Study: Richer Countries Have Higher Depression

We've all heard money can't buy you love. It looks like money can't buy happiness, either.

New research unveiled this week in the journal BMC Medicine reveals that not only does money not create happiness, it may in fact do the opposite.

Using a diagnostic test from the World Health Organization (WHO), an international team of researchers polled 90,000 people from 18 countries and across income levels and found surprising results.

In the countries considered high-income, an average of 15 percent of respondents reported experiencing at least one major depressive episode in their lifetime. In the remaining eight low-to-middle income countries, the number was much lower – only 11 percent admitted depression, reported the Los Angeles Times .

The countries with the highest rates of depression were the United States, France, the Netherlands and New Zealand – all with rates upwards of 18 percent. The lowest were Mexico, India, South Africa and China, with levels dipping below 12 percent in some places, according to the study.
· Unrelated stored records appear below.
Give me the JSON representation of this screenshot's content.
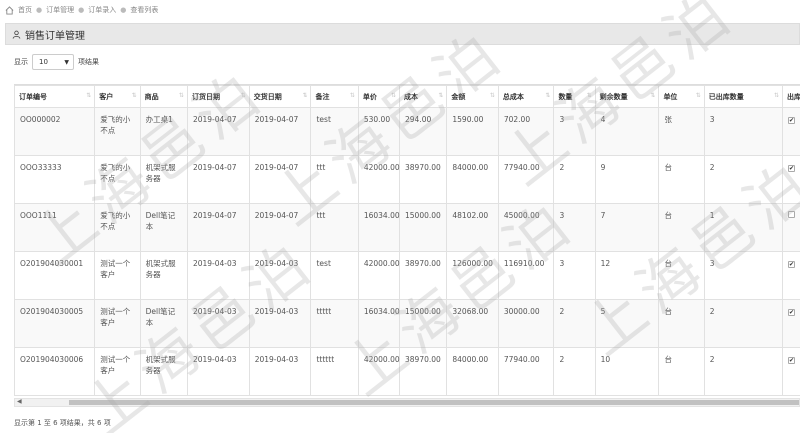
{
  "breadcrumb": {
    "items": [
      "首页",
      "订单管理",
      "订单录入",
      "查看列表"
    ]
  },
  "panel": {
    "title": "销售订单管理"
  },
  "length": {
    "show_label": "显示",
    "value": "10",
    "suffix": "项结果"
  },
  "table": {
    "columns": [
      "订单编号",
      "客户",
      "商品",
      "订货日期",
      "交货日期",
      "备注",
      "单价",
      "成本",
      "金额",
      "总成本",
      "数量",
      "剩余数量",
      "单位",
      "已出库数量",
      "出库"
    ],
    "rows": [
      [
        "OO000002",
        "爱飞的小不点",
        "办工桌1",
        "2019-04-07",
        "2019-04-07",
        "test",
        "530.00",
        "294.00",
        "1590.00",
        "702.00",
        "3",
        "4",
        "张",
        "3",
        "✔"
      ],
      [
        "OOO33333",
        "爱飞的小不点",
        "机架式服务器",
        "2019-04-07",
        "2019-04-07",
        "ttt",
        "42000.00",
        "38970.00",
        "84000.00",
        "77940.00",
        "2",
        "9",
        "台",
        "2",
        "✔"
      ],
      [
        "OOO1111",
        "爱飞的小不点",
        "Dell笔记本",
        "2019-04-07",
        "2019-04-07",
        "ttt",
        "16034.00",
        "15000.00",
        "48102.00",
        "45000.00",
        "3",
        "7",
        "台",
        "1",
        ""
      ],
      [
        "O201904030001",
        "测试一个客户",
        "机架式服务器",
        "2019-04-03",
        "2019-04-03",
        "test",
        "42000.00",
        "38970.00",
        "126000.00",
        "116910.00",
        "3",
        "12",
        "台",
        "3",
        "✔"
      ],
      [
        "O201904030005",
        "测试一个客户",
        "Dell笔记本",
        "2019-04-03",
        "2019-04-03",
        "ttttt",
        "16034.00",
        "15000.00",
        "32068.00",
        "30000.00",
        "2",
        "5",
        "台",
        "2",
        "✔"
      ],
      [
        "O201904030006",
        "测试一个客户",
        "机架式服务器",
        "2019-04-03",
        "2019-04-03",
        "tttttt",
        "42000.00",
        "38970.00",
        "84000.00",
        "77940.00",
        "2",
        "10",
        "台",
        "2",
        "✔"
      ]
    ]
  },
  "info": {
    "text": "显示第 1 至 6 项结果，共 6 项"
  },
  "watermark": {
    "text": "上海邑泊"
  },
  "colors": {
    "header_bg": "#e8e8e8",
    "row_alt": "#f9f9f9"
  }
}
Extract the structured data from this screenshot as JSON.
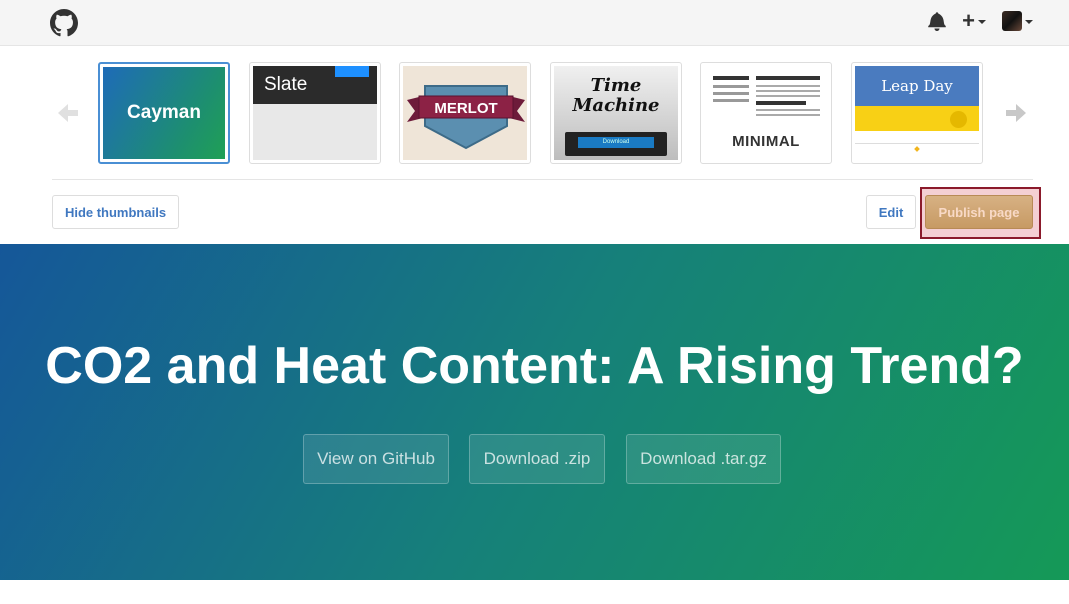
{
  "nav": {
    "logo_icon": "github-octocat-icon",
    "notifications_icon": "bell-icon",
    "new_icon": "plus-icon",
    "avatar_icon": "user-avatar"
  },
  "theme_chooser": {
    "themes": [
      {
        "name": "Cayman",
        "selected": true
      },
      {
        "name": "Slate",
        "selected": false
      },
      {
        "name": "MERLOT",
        "selected": false
      },
      {
        "name_line1": "Time",
        "name_line2": "Machine",
        "button_label": "Download",
        "selected": false
      },
      {
        "name": "MINIMAL",
        "selected": false
      },
      {
        "name": "Leap Day",
        "selected": false
      }
    ],
    "hide_thumbnails_label": "Hide thumbnails",
    "edit_label": "Edit",
    "publish_label": "Publish page"
  },
  "hero": {
    "title": "CO2 and Heat Content: A Rising Trend?",
    "buttons": [
      "View on GitHub",
      "Download .zip",
      "Download .tar.gz"
    ]
  },
  "colors": {
    "hero_start": "#155799",
    "hero_end": "#159957",
    "link_blue": "#4078c0",
    "publish_highlight": "#8b1a2b"
  }
}
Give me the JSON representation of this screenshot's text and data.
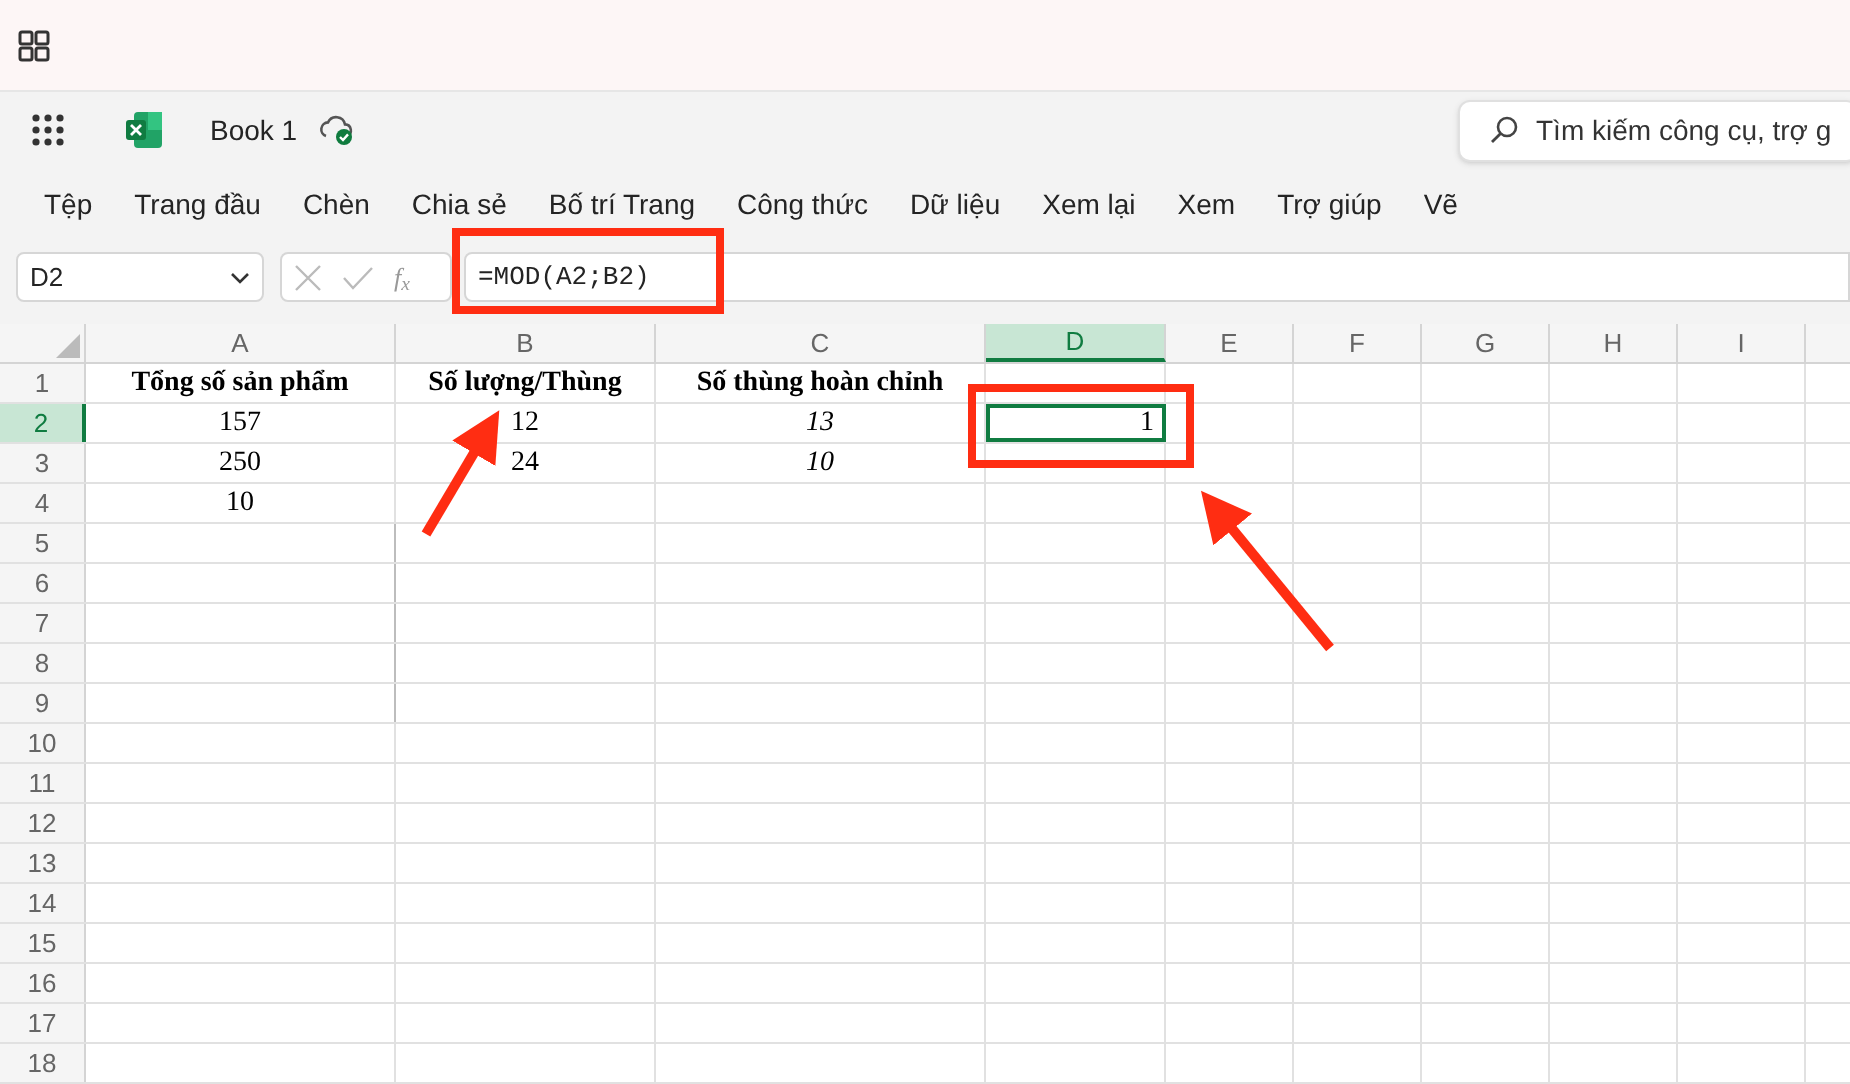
{
  "title_bar": {
    "document": "Book 1"
  },
  "search": {
    "placeholder": "Tìm kiếm công cụ, trợ g"
  },
  "menu": [
    {
      "label": "Tệp"
    },
    {
      "label": "Trang đầu"
    },
    {
      "label": "Chèn"
    },
    {
      "label": "Chia sẻ"
    },
    {
      "label": "Bố trí Trang"
    },
    {
      "label": "Công thức"
    },
    {
      "label": "Dữ liệu"
    },
    {
      "label": "Xem lại"
    },
    {
      "label": "Xem"
    },
    {
      "label": "Trợ giúp"
    },
    {
      "label": "Vẽ"
    }
  ],
  "formula_bar": {
    "name_box": "D2",
    "fx": "f$_{x}$",
    "formula": "=MOD(A2;B2)"
  },
  "columns": [
    {
      "label": "A",
      "selected": false
    },
    {
      "label": "B",
      "selected": false
    },
    {
      "label": "C",
      "selected": false
    },
    {
      "label": "D",
      "selected": true
    },
    {
      "label": "E",
      "selected": false
    },
    {
      "label": "F",
      "selected": false
    },
    {
      "label": "G",
      "selected": false
    },
    {
      "label": "H",
      "selected": false
    },
    {
      "label": "I",
      "selected": false
    }
  ],
  "rows": [
    {
      "label": "1",
      "selected": false,
      "cells": {
        "col_a": {
          "text": "Tổng số sản phẩm",
          "kind": "heading"
        },
        "col_b": {
          "text": "Số lượng/Thùng",
          "kind": "heading"
        },
        "col_c": {
          "text": "Số thùng hoàn chỉnh",
          "kind": "heading"
        }
      }
    },
    {
      "label": "2",
      "selected": true,
      "cells": {
        "col_a": {
          "text": "157",
          "kind": "center"
        },
        "col_b": {
          "text": "12",
          "kind": "center"
        },
        "col_c": {
          "text": "13",
          "kind": "italic"
        },
        "col_d": {
          "text": "1",
          "kind": "right",
          "selected": true
        }
      }
    },
    {
      "label": "3",
      "selected": false,
      "cells": {
        "col_a": {
          "text": "250",
          "kind": "center"
        },
        "col_b": {
          "text": "24",
          "kind": "center"
        },
        "col_c": {
          "text": "10",
          "kind": "italic"
        }
      }
    },
    {
      "label": "4",
      "selected": false,
      "cells": {
        "col_a": {
          "text": "10",
          "kind": "center"
        }
      }
    },
    {
      "label": "5",
      "selected": false
    },
    {
      "label": "6",
      "selected": false
    },
    {
      "label": "7",
      "selected": false
    },
    {
      "label": "8",
      "selected": false
    },
    {
      "label": "9",
      "selected": false
    },
    {
      "label": "10",
      "selected": false
    },
    {
      "label": "11",
      "selected": false
    },
    {
      "label": "12",
      "selected": false
    },
    {
      "label": "13",
      "selected": false
    },
    {
      "label": "14",
      "selected": false
    },
    {
      "label": "15",
      "selected": false
    },
    {
      "label": "16",
      "selected": false
    },
    {
      "label": "17",
      "selected": false
    },
    {
      "label": "18",
      "selected": false
    }
  ]
}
“On one level, it seems counterintuitive that people in high-income countries should experience more stress than those in low- to middle-income countries. However, it has been suggested that depression is to some extent an illness of affluence," the authors wrote in the study. (more)